What’s more, such technique proves quite ineffective if do nothing more to complete your work or bring your dream to life. So, we have a better idea for you.
Let’s check out what storyboarding is and how you can benefit from applying this technique in your research projects.
If you want to find our more about our writing help service, please check this link: essaychip.com.
How You Should Understand a Storyboard
It is a set of illustrations that depict a story you want to tell or a process you need to go through in order to complete a task. The very idea was worked out at Walt Disney Productions in 1930s. It is believed that Webb Smith, a Disney animator, created the first storyboard – he pinned separate drawings of the story scenes on a board to visualize the narration sequence.
You can do the same when you’re working on a project in, say, History or Chemistry. Your drawing talent doesn’t matter. (Taking into consideration some widely recognized masterpieces of modern art, your sketches can even be something close to da Vinci’s works.)
The main idea is pre-visualizing the sequence of your actions or the content of your project. Let’s discuss it in more detail.
General Advantages of Storyboarding
We’ll start with the theory. Till nowadays storyboards are mostly common for artists, animators, cartoonists, and other specialists whose main job is creating what’s called visual content.
At the same time, the storyboarding technique is more often used by contemporary novelists who want to visualize the narration. Also, storyboards have become alternative, creative instruments of developing business campaigns and start-ups.
Well, what’s so helpful about storyboarding?
- It enables you to see the whole scale of your work.
- Corollary, it can help you determine the stages of the working process, divide the project into logical parts, and organize the time to complete them.
- It defines and highlights the core of your research, helping you to lead the target audience to it.
- It helps you see the links between the different part and find the right mediums for each of them.
- A storyboard makes experimenting with changes possible and painless.
- This technique involves the audience into the ready project more effectively and evokes stronger interest in the research done.
When and How Storyboards Will Help You
Now let’s move to practice. I need to mention that on the Internet you can find great software and install it on your computer to create really outstanding things. Much more stunning than PowerPoint presentations!
However, today I’d like to focus on the very strategy of storyboarding. That is visualizing the research, its purpose and findings.
- A set of illustrations for a project in STEM will make it easier for you to imagine the experiment you want to do or the program you want to create. Draw some pictures of the main stages of your research, update them with new sketches each time you complete a part of the work, illustrate new ideas that occur to you. By visualizing your project you’ll know how to present it.
- If you’re working on another masterpiece for your course in Arts, Journalism or Advertising, storyboarding as both a strategy and software can help you complete a perfect work! Besides, you can present your project with the help of graphic content, video and audio – that’s what storyboarding software includes. But make sure you have enough time to make out how it works.

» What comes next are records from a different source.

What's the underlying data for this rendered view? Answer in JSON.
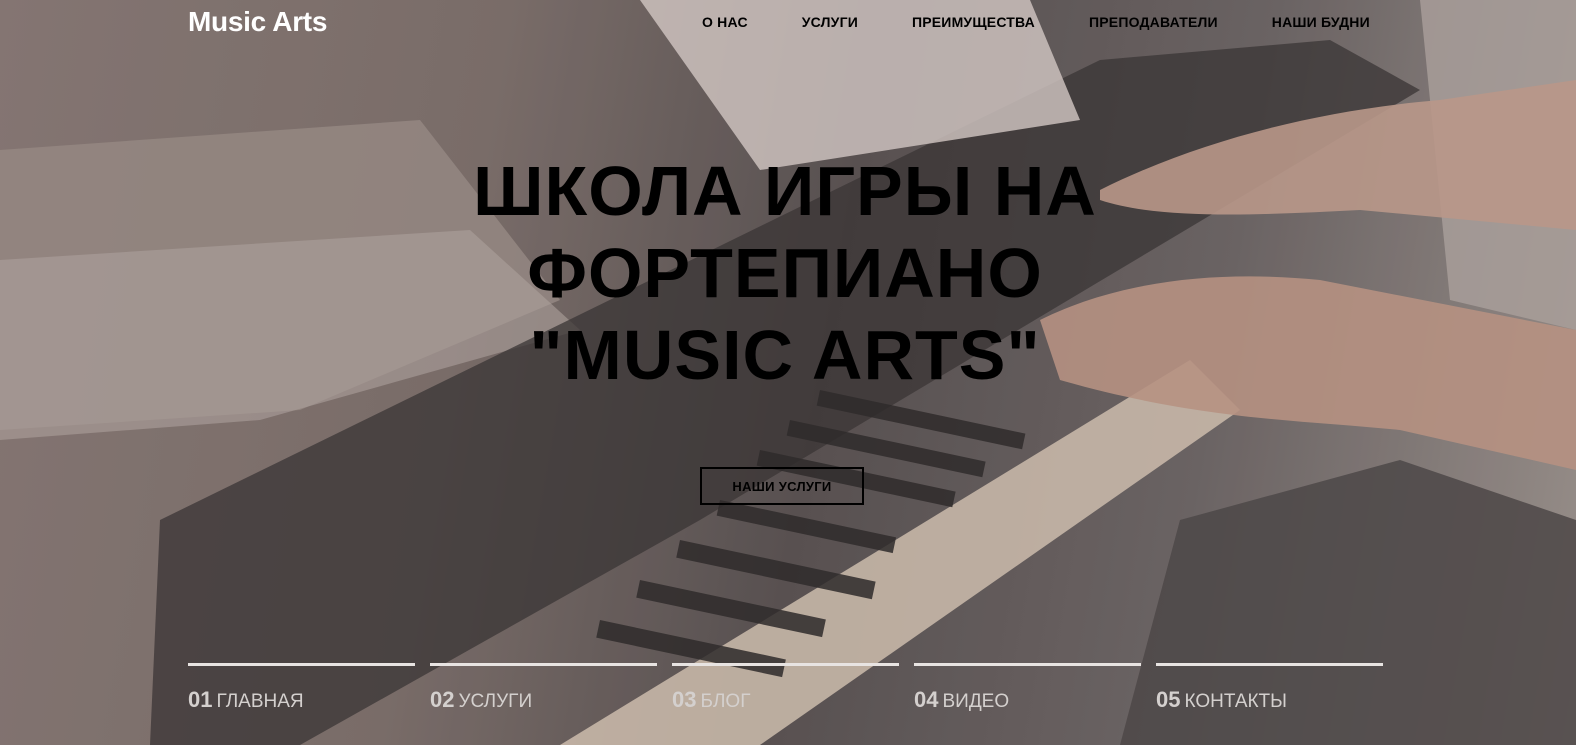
{
  "header": {
    "logo": "Music Arts",
    "nav": [
      {
        "label": "О НАС"
      },
      {
        "label": "УСЛУГИ"
      },
      {
        "label": "ПРЕИМУЩЕСТВА"
      },
      {
        "label": "ПРЕПОДАВАТЕЛИ"
      },
      {
        "label": "НАШИ БУДНИ"
      }
    ]
  },
  "hero": {
    "title_lines": [
      "ШКОЛА ИГРЫ НА",
      "ФОРТЕПИАНО",
      "\"MUSIC ARTS\""
    ],
    "button": "НАШИ УСЛУГИ"
  },
  "slider": [
    {
      "num": "01",
      "label": "ГЛАВНАЯ"
    },
    {
      "num": "02",
      "label": "УСЛУГИ"
    },
    {
      "num": "03",
      "label": "БЛОГ"
    },
    {
      "num": "04",
      "label": "ВИДЕО"
    },
    {
      "num": "05",
      "label": "КОНТАКТЫ"
    }
  ],
  "colors": {
    "title": "#000000",
    "logo": "#ffffff",
    "slider_text": "#d4d0ce"
  }
}
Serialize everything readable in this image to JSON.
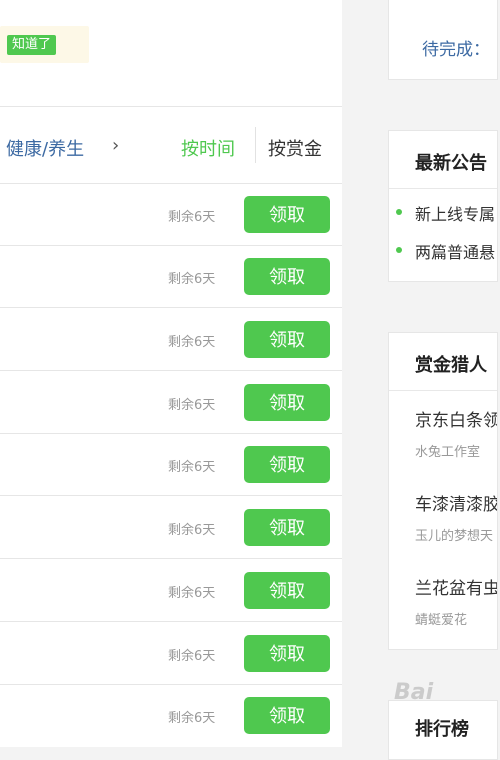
{
  "notice": {
    "button_label": "知道了"
  },
  "filter": {
    "category": "健康/养生",
    "chevron": "›",
    "sort_time": "按时间",
    "sort_money": "按赏金"
  },
  "tasks": [
    {
      "remaining": "剩余6天",
      "button": "领取"
    },
    {
      "remaining": "剩余6天",
      "button": "领取"
    },
    {
      "remaining": "剩余6天",
      "button": "领取"
    },
    {
      "remaining": "剩余6天",
      "button": "领取"
    },
    {
      "remaining": "剩余6天",
      "button": "领取"
    },
    {
      "remaining": "剩余6天",
      "button": "领取"
    },
    {
      "remaining": "剩余6天",
      "button": "领取"
    },
    {
      "remaining": "剩余6天",
      "button": "领取"
    },
    {
      "remaining": "剩余6天",
      "button": "领取"
    }
  ],
  "sidebar": {
    "pending_label": "待完成：",
    "news": {
      "title": "最新公告",
      "items": [
        "新上线专属",
        "两篇普通悬"
      ]
    },
    "hunters": {
      "title": "赏金猎人",
      "items": [
        {
          "title": "京东白条领",
          "user": "水兔工作室"
        },
        {
          "title": "车漆清漆胶",
          "user": "玉儿的梦想天"
        },
        {
          "title": "兰花盆有虫",
          "user": "蜻蜓爱花"
        }
      ]
    },
    "rank": {
      "title": "排行榜"
    }
  },
  "watermark": "Bai"
}
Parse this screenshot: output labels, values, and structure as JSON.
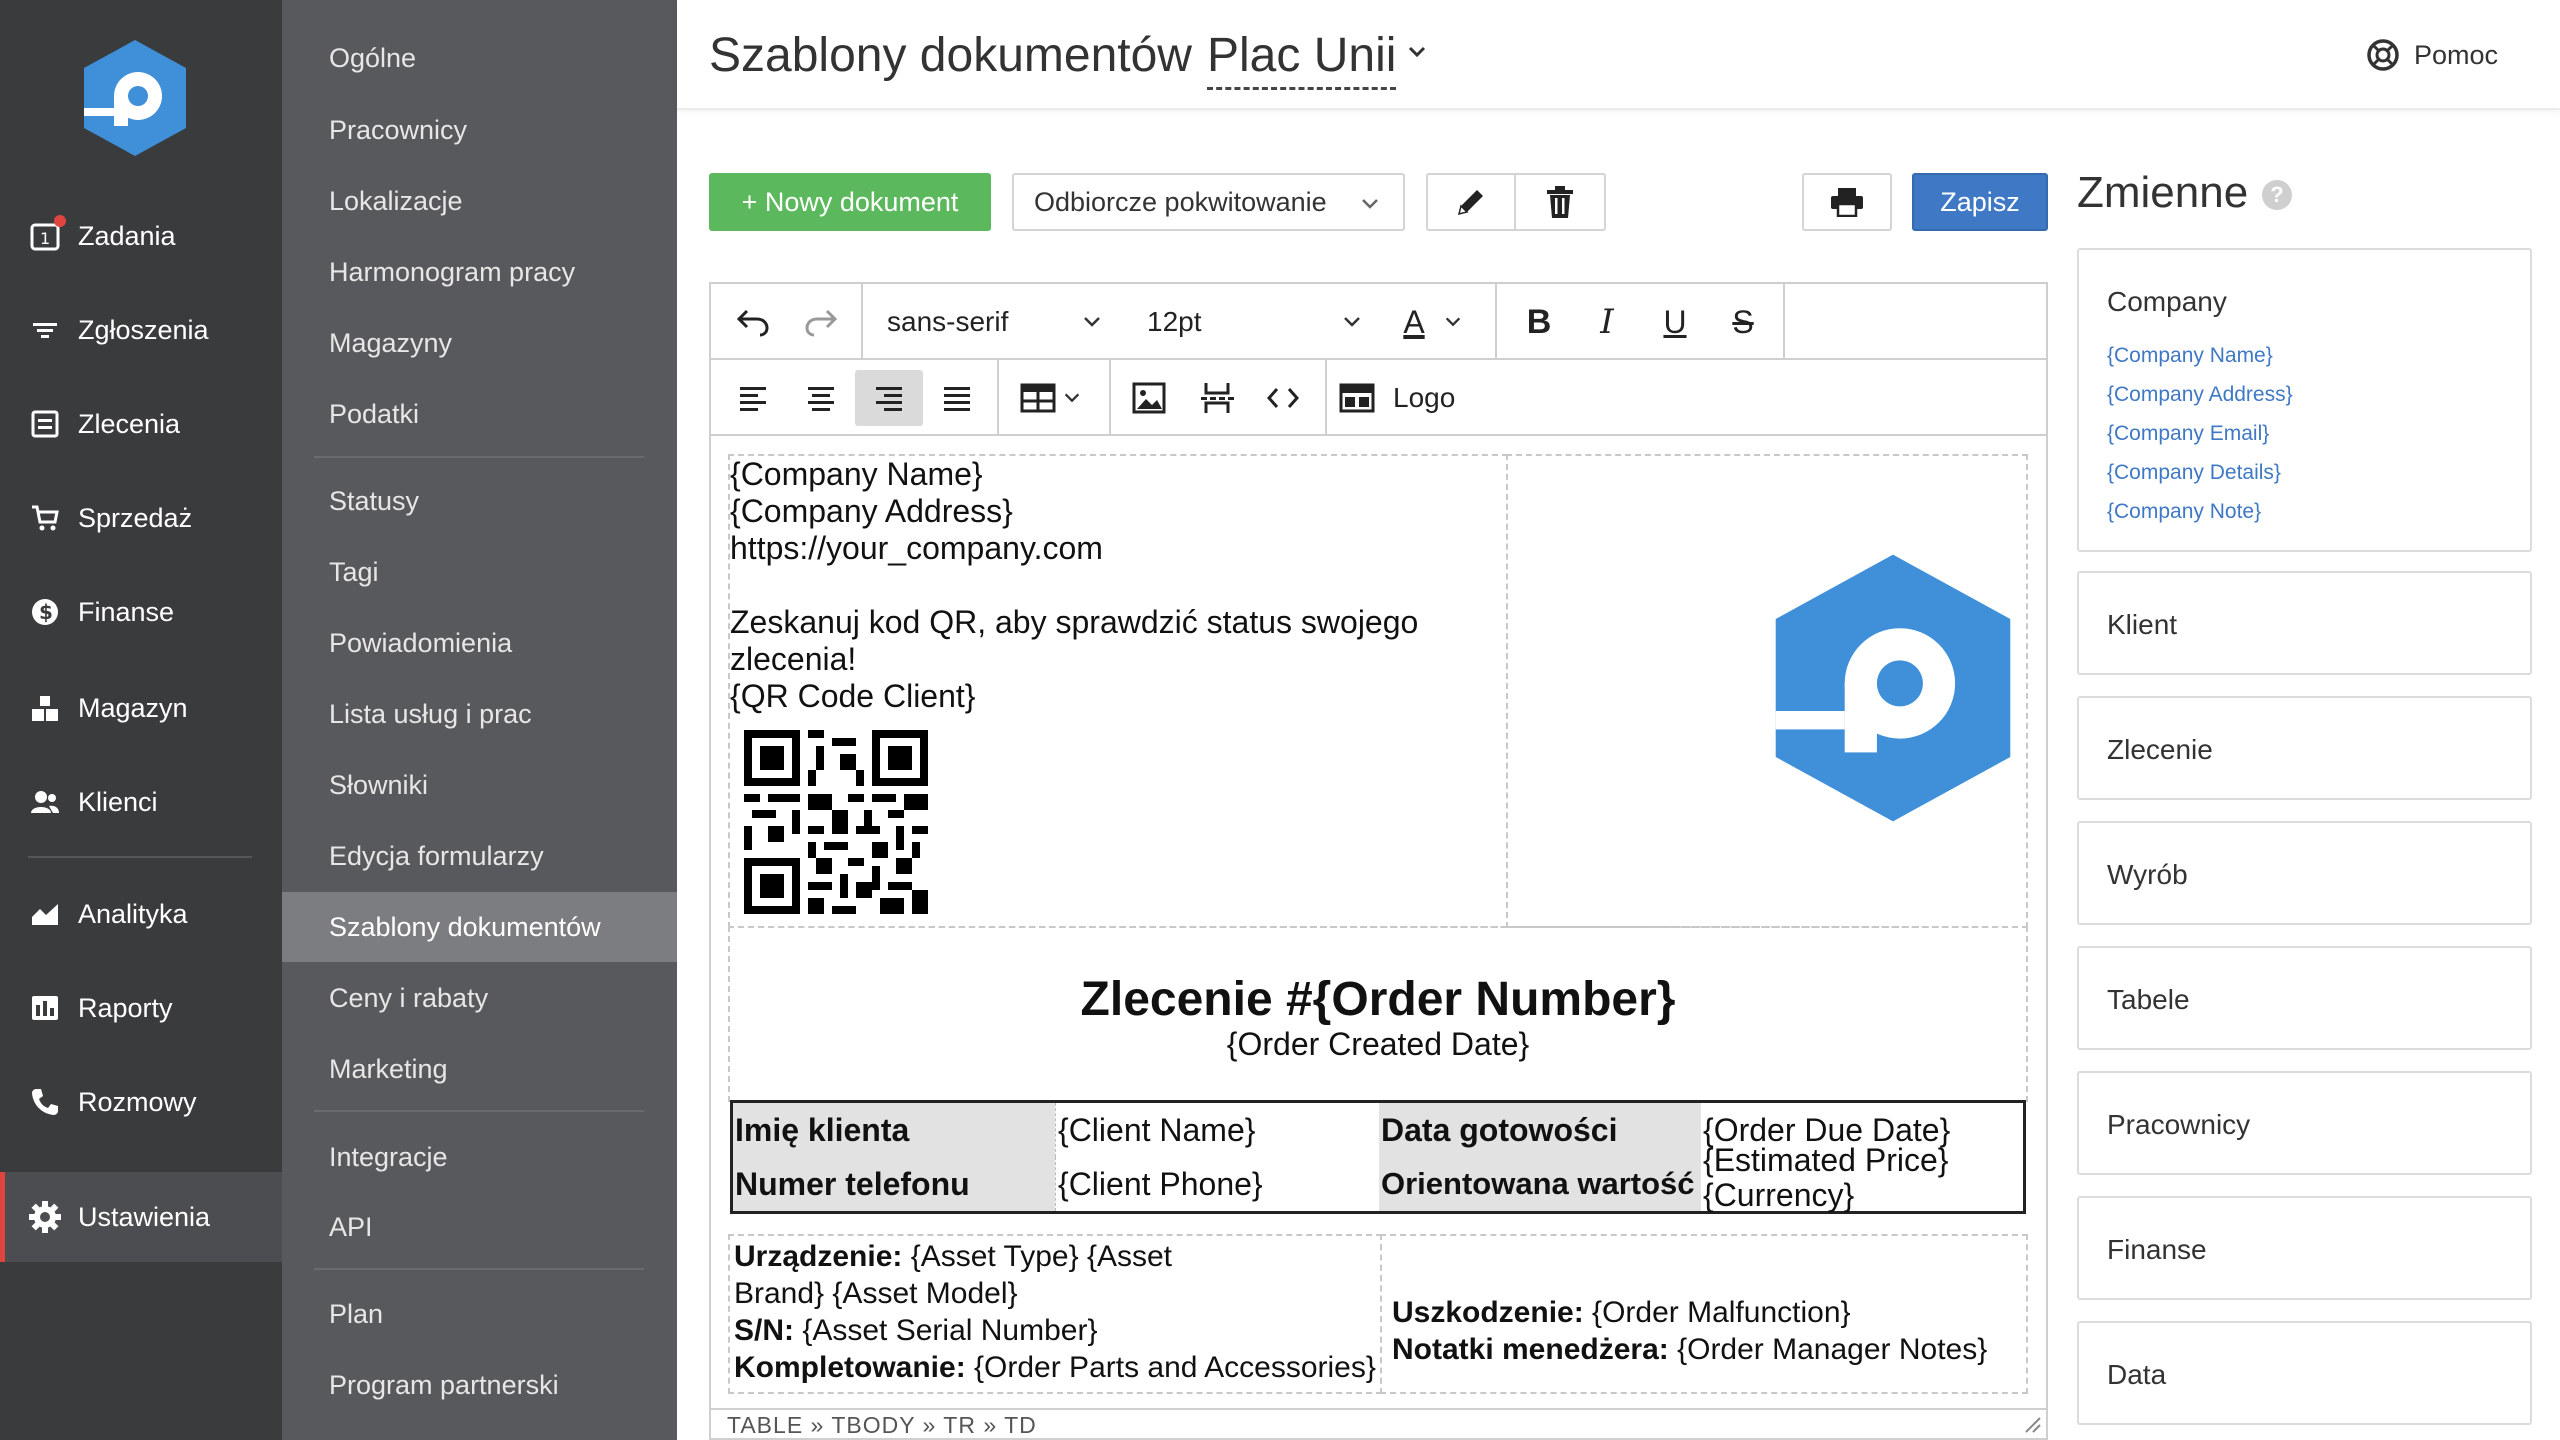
{
  "nav": {
    "items": [
      {
        "label": "Zadania",
        "icon": "tasks-icon",
        "badge": true
      },
      {
        "label": "Zgłoszenia",
        "icon": "filter-icon"
      },
      {
        "label": "Zlecenia",
        "icon": "orders-icon"
      },
      {
        "label": "Sprzedaż",
        "icon": "cart-icon"
      },
      {
        "label": "Finanse",
        "icon": "dollar-icon"
      },
      {
        "label": "Magazyn",
        "icon": "warehouse-icon"
      },
      {
        "label": "Klienci",
        "icon": "users-icon"
      },
      {
        "label": "Analityka",
        "icon": "analytics-icon"
      },
      {
        "label": "Raporty",
        "icon": "reports-icon"
      },
      {
        "label": "Rozmowy",
        "icon": "phone-icon"
      },
      {
        "label": "Ustawienia",
        "icon": "gear-icon",
        "active": true
      }
    ]
  },
  "submenu": {
    "items": [
      "Ogólne",
      "Pracownicy",
      "Lokalizacje",
      "Harmonogram pracy",
      "Magazyny",
      "Podatki",
      "Statusy",
      "Tagi",
      "Powiadomienia",
      "Lista usług i prac",
      "Słowniki",
      "Edycja formularzy",
      "Szablony dokumentów",
      "Ceny i rabaty",
      "Marketing",
      "Integracje",
      "API",
      "Plan",
      "Program partnerski"
    ],
    "active": "Szablony dokumentów"
  },
  "header": {
    "title": "Szablony dokumentów",
    "location": "Plac Unii",
    "help": "Pomoc"
  },
  "toolbar": {
    "new_doc": "+ Nowy dokument",
    "selected_template": "Odbiorcze pokwitowanie",
    "save": "Zapisz"
  },
  "editor": {
    "font_family": "sans-serif",
    "font_size": "12pt",
    "font_color_letter": "A",
    "logo_label": "Logo",
    "status_path": "TABLE » TBODY » TR » TD"
  },
  "document": {
    "company_lines": [
      "{Company Name}",
      "{Company Address}",
      "https://your_company.com"
    ],
    "qr_lines": [
      "Zeskanuj kod QR, aby sprawdzić status swojego",
      "zlecenia!",
      "{QR Code Client}"
    ],
    "order_title": "Zlecenie #{Order Number}",
    "order_date": "{Order Created Date}",
    "info": {
      "client_name_label": "Imię klienta",
      "client_name_value": "{Client Name}",
      "due_date_label": "Data gotowości",
      "due_date_value": "{Order Due Date}",
      "phone_label": "Numer telefonu",
      "phone_value": "{Client Phone}",
      "price_label": "Orientowana wartość",
      "price_value_1": "{Estimated Price}",
      "price_value_2": "{Currency}"
    },
    "asset": {
      "device_label": "Urządzenie:",
      "device_value_1": " {Asset Type} {Asset",
      "device_value_2": "Brand} {Asset Model}",
      "sn_label": "S/N:",
      "sn_value": " {Asset Serial Number}",
      "kit_label": "Kompletowanie:",
      "kit_value": " {Order Parts and Accessories}",
      "damage_label": "Uszkodzenie:",
      "damage_value": " {Order Malfunction}",
      "notes_label": "Notatki menedżera:",
      "notes_value": " {Order Manager Notes}"
    }
  },
  "variables": {
    "title": "Zmienne",
    "help": "?",
    "company": {
      "title": "Company",
      "links": [
        "{Company Name}",
        "{Company Address}",
        "{Company Email}",
        "{Company Details}",
        "{Company Note}"
      ]
    },
    "groups": [
      "Klient",
      "Zlecenie",
      "Wyrób",
      "Tabele",
      "Pracownicy",
      "Finanse",
      "Data"
    ]
  },
  "colors": {
    "brand_blue": "#3f8fd9",
    "save_blue": "#3f78c5",
    "new_green": "#5cb85c",
    "nav_bg": "#3a3b3d",
    "submenu_bg": "#58595c",
    "accent_red": "#e0443e"
  }
}
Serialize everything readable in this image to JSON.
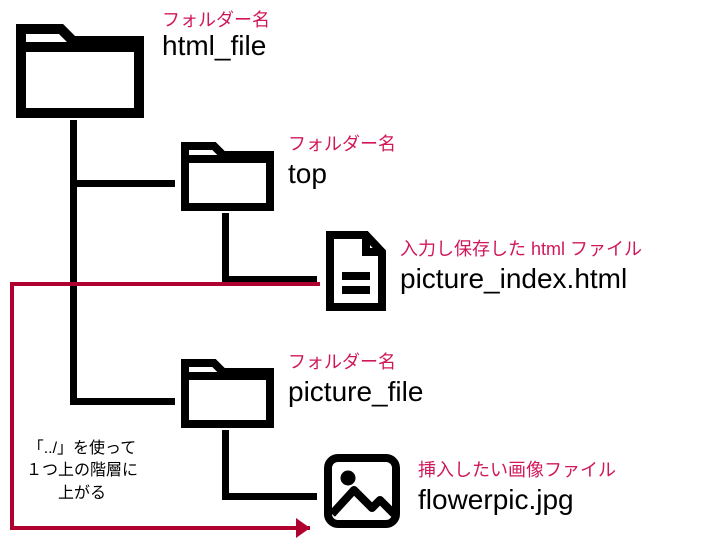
{
  "annotations": {
    "folder_label": "フォルダー名",
    "html_file_label": "入力し保存した html ファイル",
    "image_file_label": "挿入したい画像ファイル"
  },
  "tree": {
    "root": {
      "name": "html_file"
    },
    "folder_top": {
      "name": "top"
    },
    "file_html": {
      "name": "picture_index.html"
    },
    "folder_picture": {
      "name": "picture_file"
    },
    "file_image": {
      "name": "flowerpic.jpg"
    }
  },
  "arrow_note": {
    "line1": "「../」を使って",
    "line2": "１つ上の階層に",
    "line3": "上がる"
  },
  "colors": {
    "accent": "#d0175a",
    "ink": "#000000",
    "arrow": "#b00030"
  }
}
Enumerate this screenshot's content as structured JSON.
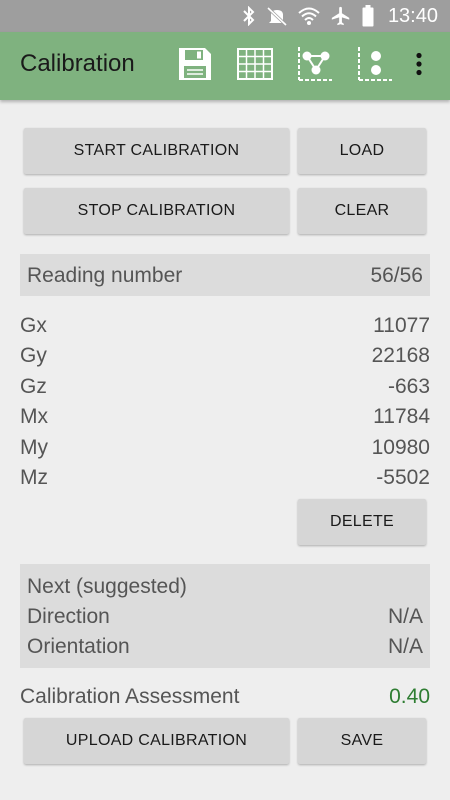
{
  "status_bar": {
    "time": "13:40",
    "icons": [
      "bluetooth-icon",
      "mute-icon",
      "wifi-icon",
      "airplane-icon",
      "battery-icon"
    ]
  },
  "app_bar": {
    "title": "Calibration",
    "background": "#7fb27f",
    "actions": [
      "save-icon",
      "table-icon",
      "graph-icon",
      "scatter-icon",
      "more-vert-icon"
    ]
  },
  "buttons": {
    "start": "START CALIBRATION",
    "load": "LOAD",
    "stop": "STOP CALIBRATION",
    "clear": "CLEAR",
    "delete": "DELETE",
    "upload": "UPLOAD CALIBRATION",
    "save": "SAVE"
  },
  "reading": {
    "label": "Reading number",
    "value": "56/56"
  },
  "sensors": [
    {
      "label": "Gx",
      "value": "11077"
    },
    {
      "label": "Gy",
      "value": "22168"
    },
    {
      "label": "Gz",
      "value": "-663"
    },
    {
      "label": "Mx",
      "value": "11784"
    },
    {
      "label": "My",
      "value": "10980"
    },
    {
      "label": "Mz",
      "value": "-5502"
    }
  ],
  "suggested": {
    "title": "Next (suggested)",
    "direction_label": "Direction",
    "direction_value": "N/A",
    "orientation_label": "Orientation",
    "orientation_value": "N/A"
  },
  "assessment": {
    "label": "Calibration Assessment",
    "value": "0.40",
    "value_color": "#2e7d32"
  }
}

- Even when you’re writing a research essay or thesis, storyboarding can stand in a good stead. Make a plan and draw a sketch for each part. Or even for separate paragraphs. You’ll find it funnier and more convenient to organize the research and writing process itself. But again, you’d better do this visualization in advance to meet the paper deadline.
Learn more about storyboarding here.